Labour party leader Jeremy Corbyn has written to the chief coroner for England and Wales over what he says are ‘serious concerns’ about the ‘cab rank’ policy on releasing bodies adopted by north London coroner Mary Hassell.
In a letter to Mark Lucraft QC, Corbyn said it is ‘unacceptable’ that people suffering from grief are experiencing ‘unnecessary delays and barriers to laying loved ones to rest’. The letter calls on Hassell to reconsider her approach.
Last week, the Gazette reported that the High Court had granted a judicial review into the policy of Hassell, senior coroner for Inner North London, following a dispute with Jewish funeral organiser Adath Yisroel Burial Society (AYBS). The AYBS sought a review of Hassell’s policy after an incident involving the family of an Orthodox Jewish man who died in October last year.
AYBS criticsed ‘unnecessary bureaucratic delays’ in releasing the body for burial. Jewish and Islamic law requires bodies to be buried on the day of death or as soon as possible afterwards.
Hassell said at the time that no death would be prioritised over any other because of the religion of the deceased or family. The hearing is due to take place next month.
Corbyn’s letter, sent last Friday and seen by the Gazette, adds: ‘Coroner Hassell’s approach goes against our Jewish and Muslim residents’ faith and is preventing them from grieving for their lost loved ones.’
The letter, co-signed by Emily Thornberry, MP for Islington South & Finsbury, and Islington councillor Richard Watts, notes that other coroner services, including Salford and Bolton’s Coroner Services, use magnetic resonance imaging scans in autopsies, removing the need for ‘invasive post-mortem techniques that go against a number of religious practices’.
‘We regret that Coroner Hassell’s conduct … to date has caused significant upset and undue trauma for people who are already suffering so much and simply want to grieve,’ it states.
Corbyn said: ‘I have been approached by the Jewish and Muslim communities in Islington and I’m very concerned about the stress families are going through in not being able to complete burials in line with their faiths.

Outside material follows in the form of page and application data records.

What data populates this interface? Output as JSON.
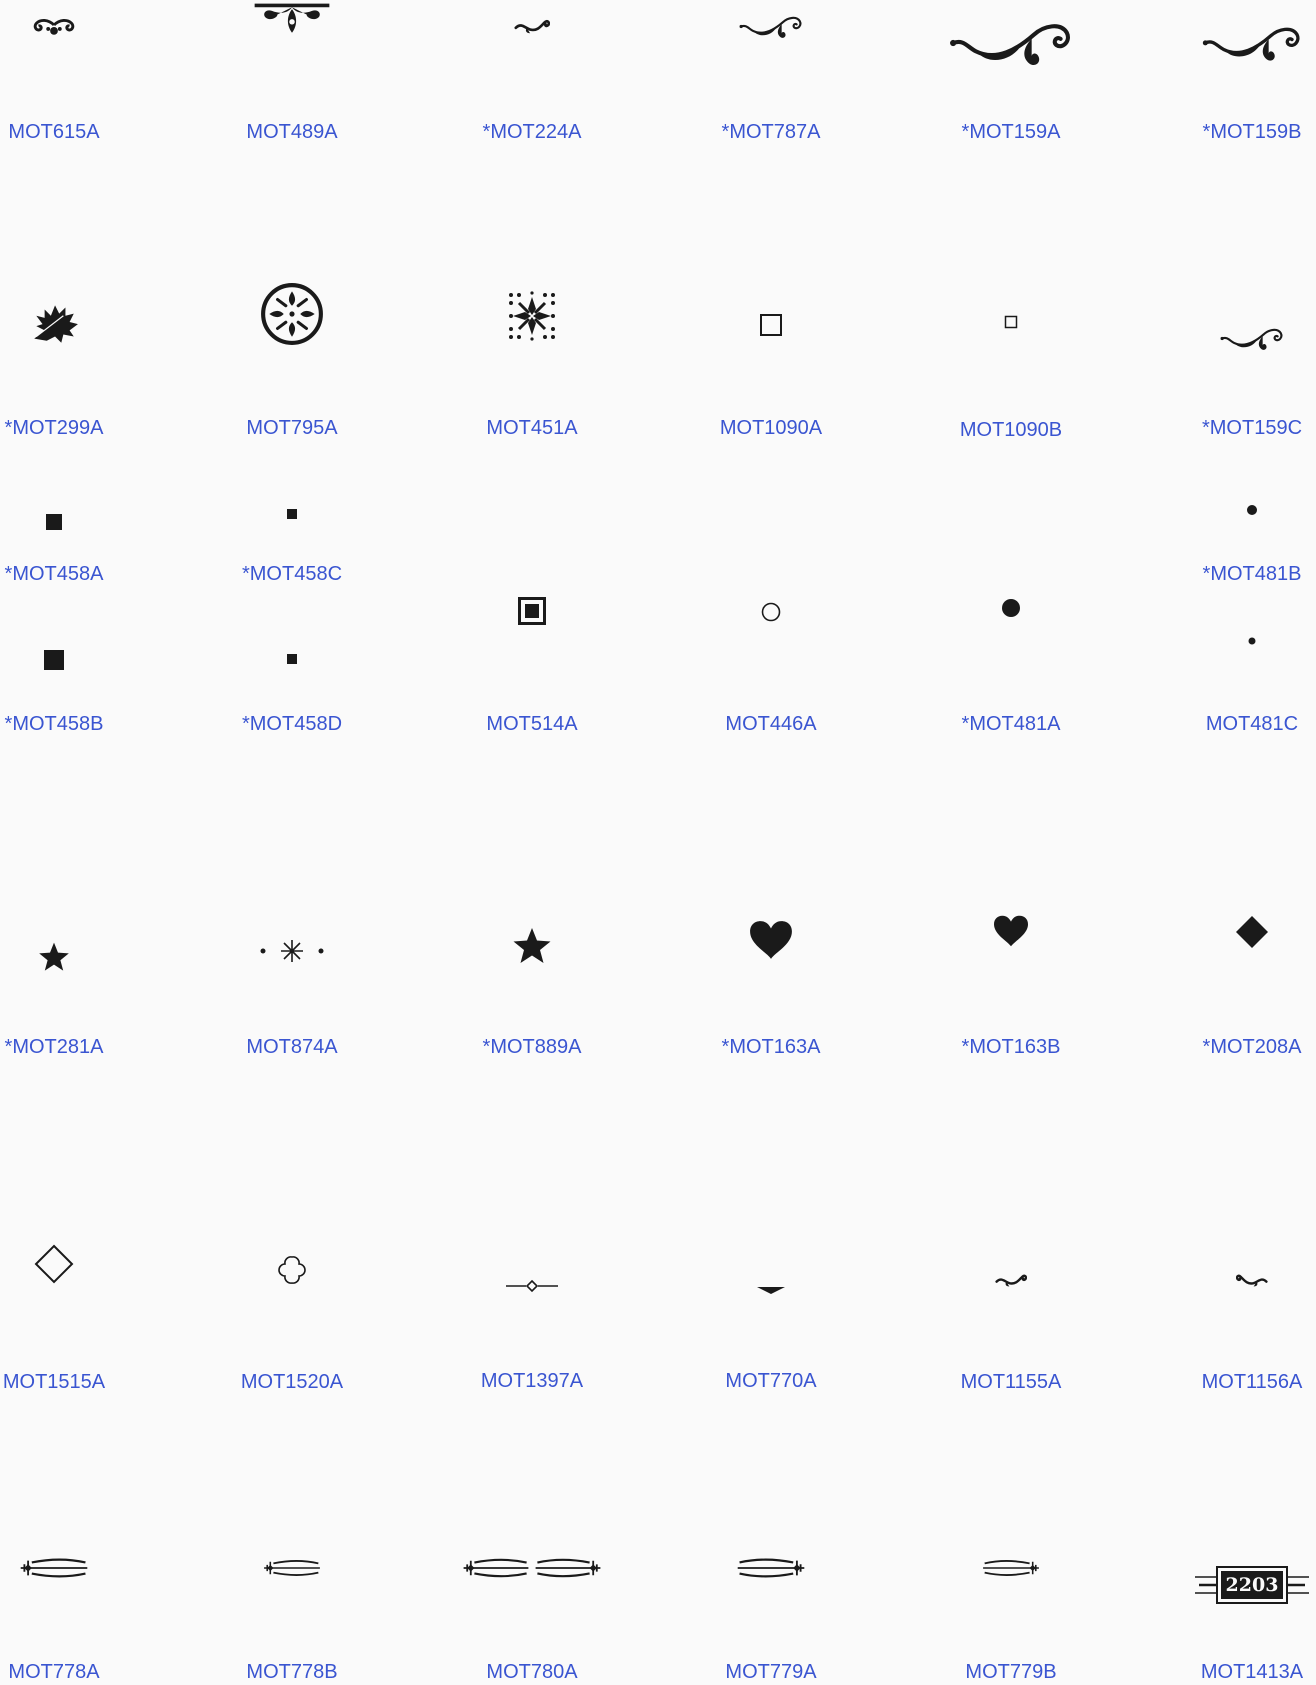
{
  "items": [
    {
      "code": "MOT615A",
      "icon": "ornament-scroll-icon"
    },
    {
      "code": "MOT489A",
      "icon": "crest-ornament-icon"
    },
    {
      "code": "*MOT224A",
      "icon": "small-flourish-icon"
    },
    {
      "code": "*MOT787A",
      "icon": "flourish-icon"
    },
    {
      "code": "*MOT159A",
      "icon": "large-flourish-icon"
    },
    {
      "code": "*MOT159B",
      "icon": "flourish-icon"
    },
    {
      "code": "*MOT299A",
      "icon": "maple-leaf-icon"
    },
    {
      "code": "MOT795A",
      "icon": "circle-medallion-icon"
    },
    {
      "code": "MOT451A",
      "icon": "snowflake-ornament-icon"
    },
    {
      "code": "MOT1090A",
      "icon": "square-outline-icon"
    },
    {
      "code": "MOT1090B",
      "icon": "small-square-outline-icon"
    },
    {
      "code": "*MOT159C",
      "icon": "small-flourish-icon"
    },
    {
      "code": "*MOT458A",
      "icon": "filled-square-icon"
    },
    {
      "code": "*MOT458C",
      "icon": "small-filled-square-icon"
    },
    {
      "code": "*MOT481B",
      "icon": "dot-icon"
    },
    {
      "code": "*MOT458B",
      "icon": "filled-square-icon"
    },
    {
      "code": "*MOT458D",
      "icon": "small-filled-square-icon"
    },
    {
      "code": "MOT514A",
      "icon": "framed-square-icon"
    },
    {
      "code": "MOT446A",
      "icon": "circle-outline-icon"
    },
    {
      "code": "*MOT481A",
      "icon": "filled-circle-icon"
    },
    {
      "code": "MOT481C",
      "icon": "dot-icon"
    },
    {
      "code": "*MOT281A",
      "icon": "star-icon"
    },
    {
      "code": "MOT874A",
      "icon": "asterisk-divider-icon"
    },
    {
      "code": "*MOT889A",
      "icon": "star-icon"
    },
    {
      "code": "*MOT163A",
      "icon": "heart-icon"
    },
    {
      "code": "*MOT163B",
      "icon": "heart-icon"
    },
    {
      "code": "*MOT208A",
      "icon": "diamond-icon"
    },
    {
      "code": "MOT1515A",
      "icon": "diamond-outline-icon"
    },
    {
      "code": "MOT1520A",
      "icon": "quatrefoil-outline-icon"
    },
    {
      "code": "MOT1397A",
      "icon": "line-diamond-divider-icon"
    },
    {
      "code": "MOT770A",
      "icon": "pointed-bar-icon"
    },
    {
      "code": "MOT1155A",
      "icon": "tiny-flourish-icon"
    },
    {
      "code": "MOT1156A",
      "icon": "tiny-flourish-icon"
    },
    {
      "code": "MOT778A",
      "icon": "scroll-divider-icon"
    },
    {
      "code": "MOT778B",
      "icon": "scroll-divider-icon"
    },
    {
      "code": "MOT780A",
      "icon": "double-scroll-divider-icon"
    },
    {
      "code": "MOT779A",
      "icon": "scroll-divider-icon"
    },
    {
      "code": "MOT779B",
      "icon": "scroll-divider-icon"
    },
    {
      "code": "MOT1413A",
      "icon": "address-plaque-icon",
      "plaque_text": "2203"
    }
  ],
  "colors": {
    "link": "#3a55d1",
    "ink": "#1a1a1a",
    "background": "#fafafa"
  }
}
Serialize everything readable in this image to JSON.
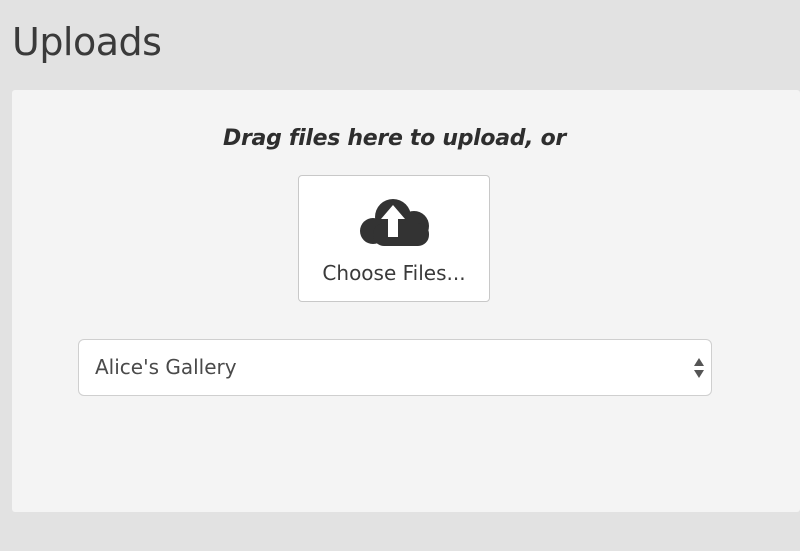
{
  "page": {
    "title": "Uploads"
  },
  "upload": {
    "drag_text": "Drag files here to upload, or",
    "choose_button_label": "Choose Files...",
    "button_icon": "cloud-upload-icon"
  },
  "gallery_select": {
    "selected_value": "Alice's Gallery",
    "arrow_icon": "select-updown-arrows-icon"
  },
  "colors": {
    "page_background": "#e2e2e2",
    "panel_background": "#f4f4f4",
    "icon_color": "#333333",
    "text_color": "#3a3a3a"
  }
}
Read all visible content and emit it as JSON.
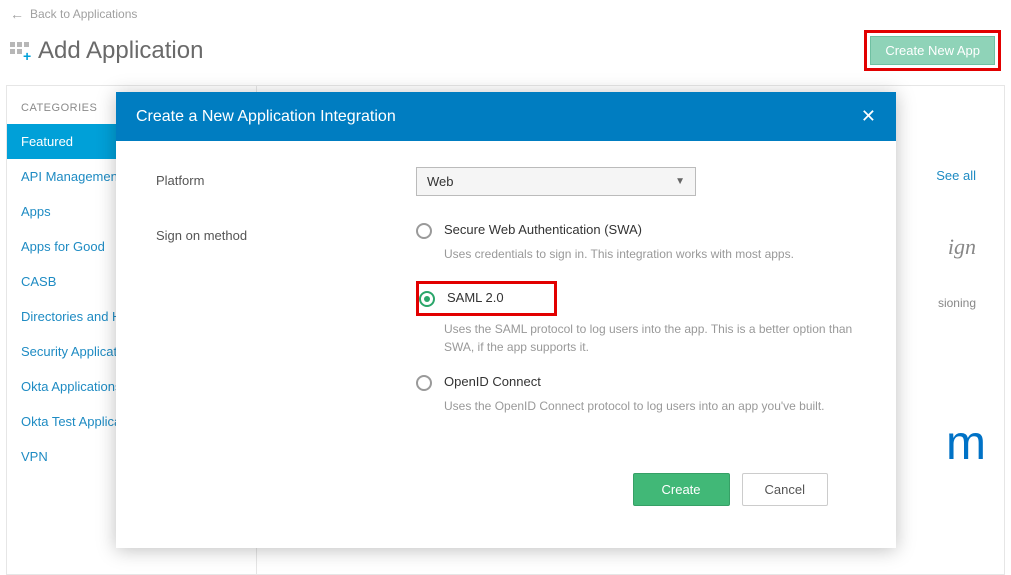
{
  "back_link": "Back to Applications",
  "page_title": "Add Application",
  "create_new_app": "Create New App",
  "sidebar": {
    "heading": "CATEGORIES",
    "items": [
      "Featured",
      "API Management",
      "Apps",
      "Apps for Good",
      "CASB",
      "Directories and HR",
      "Security Applications",
      "Okta Applications",
      "Okta Test Applications",
      "VPN"
    ]
  },
  "see_all": "See all",
  "partial1": "ign",
  "partial2": "sioning",
  "partial3": "m",
  "modal": {
    "title": "Create a New Application Integration",
    "close": "✕",
    "platform_label": "Platform",
    "platform_value": "Web",
    "signon_label": "Sign on method",
    "options": {
      "swa": {
        "label": "Secure Web Authentication (SWA)",
        "desc": "Uses credentials to sign in. This integration works with most apps."
      },
      "saml": {
        "label": "SAML 2.0",
        "desc": "Uses the SAML protocol to log users into the app. This is a better option than SWA, if the app supports it."
      },
      "oidc": {
        "label": "OpenID Connect",
        "desc": "Uses the OpenID Connect protocol to log users into an app you've built."
      }
    },
    "create_btn": "Create",
    "cancel_btn": "Cancel"
  }
}
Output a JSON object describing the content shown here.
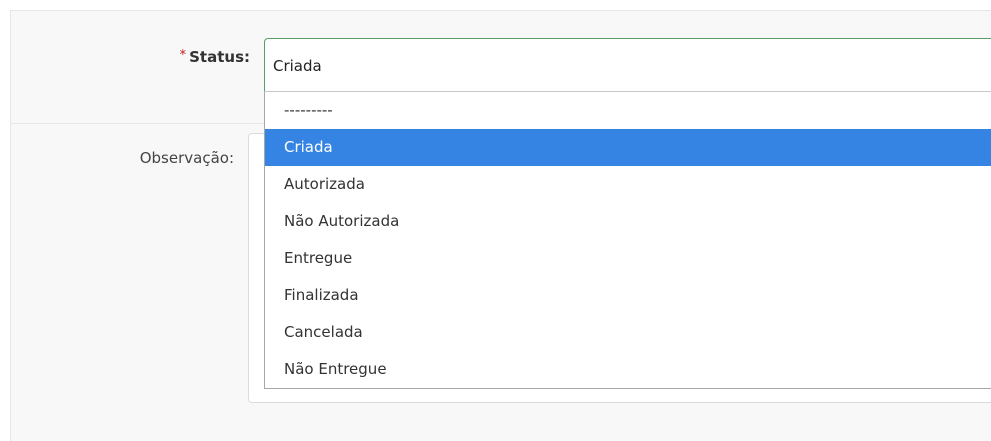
{
  "form": {
    "status_label": "Status:",
    "required_mark": "*",
    "status_value": "Criada",
    "observacao_label": "Observação:"
  },
  "dropdown": {
    "selected_index": 1,
    "options": [
      "---------",
      "Criada",
      "Autorizada",
      "Não Autorizada",
      "Entregue",
      "Finalizada",
      "Cancelada",
      "Não Entregue"
    ]
  },
  "colors": {
    "highlight": "#3584e4",
    "focus_border": "#5a9e66",
    "required": "#ba2121"
  }
}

I fully support their efforts to ensure public services respect their religious beliefs and traditions - and the coroner service should be no exception.’